Like many, the LGBT+ community struggles with sobriety
by Mikel LaPorte
Connection, we all crave it. So, when our social media starts blowing up with messages on Friday afternoon asking where the happenings are for the weekend, we begin to get excited.
Whether we are going to the hippest happy hour in town or attending an intimate dinner party with just a few friends, we all want to feel included.
For many of us, choosing whether to go to a social event is no big deal. However, for roughly 15 percent of our community, the decision to attend (or not) can be daunting, and sometimes, a life-endangering task. This number represents the individuals in our community who are in recovery from some form of addiction.
Now, before you dismiss what may seem like a small number, remember that addiction does not discriminate. Someone in recovery may be your best friend, your boss, or that hot person you saw across a crowded, smoky room last Friday night while you were out with your friends.
The consequences of attending a social event are small for many, but for someone in recovery, it means exposure to old patterns or individuals that enabled their substance use.
They may ask themselves, “If I go will I be able to avoid my drink or drug of choice?” “Will my friends like me sober?” “Will I be able to have fun if I don’t use?”
There is the chance of someone in recovery choosing to partake in their substance of choice “just this one time” leading them down a path which can have dire consequences.

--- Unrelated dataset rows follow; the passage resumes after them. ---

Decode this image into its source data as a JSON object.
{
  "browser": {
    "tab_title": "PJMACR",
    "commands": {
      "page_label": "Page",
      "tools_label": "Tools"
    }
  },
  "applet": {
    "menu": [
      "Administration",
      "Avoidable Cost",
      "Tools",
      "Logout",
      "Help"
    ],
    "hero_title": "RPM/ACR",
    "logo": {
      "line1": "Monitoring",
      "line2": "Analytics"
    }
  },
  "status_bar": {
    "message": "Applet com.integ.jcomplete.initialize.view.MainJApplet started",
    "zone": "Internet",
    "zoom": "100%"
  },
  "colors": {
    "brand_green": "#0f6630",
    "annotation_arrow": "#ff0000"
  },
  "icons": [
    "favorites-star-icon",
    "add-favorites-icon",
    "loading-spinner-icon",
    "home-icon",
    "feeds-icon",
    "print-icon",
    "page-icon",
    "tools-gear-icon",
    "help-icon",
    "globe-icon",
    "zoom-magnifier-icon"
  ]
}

Their choice could be something like losing a job or a relationship.
Sometimes the loss is much greater, including the loss of their sanity.
What, then, is someone in recovery supposed to do? Do they isolate themselves? That seems like a high price to pay and might not be the best idea since the Substance Abuse and Mental Health Services Administration (SAMHSA) has found that community, defined as having relationships and social networks that provide support, friendship, love, and hope, is a critical dimension that supports a life in recovery.
For those in recovery, redefining that social network may prove beneficial. Maybe that means connecting with others in recovery through a support group, finding an activity to enjoy with friends outside of the normal LGBTQIA establishments, or hosting your dinner party or other social function.
Make sure attendees understand it is a drug and alcohol-free event.
With a little creativity and effort, one can either find or create social encounters that do not include drugs and alcohol.
If you, or someone you love and support, need a recovery support group then I encourage you to find one that is LGBTQIA focused; www.GayandSober.org is one resource you can use to find local support.
Many therapists also offer support groups. Be sure to find one where the therapist is not only gay-friendly, but also gay informed, meaning the therapist understands the minority stress issues of our community, and how those issues might affect one’s recovery.
September is National Recovery Month. It’s a great time for those in recovery to assess how their recovery is going and to make any necessary adjustments, especially as it relates to socializing. It is also a great time for everyone else to reach out to a friend in recovery and offer them support.
Copyright The Gayly. 9/23/2018 @ 1 p.m. CST.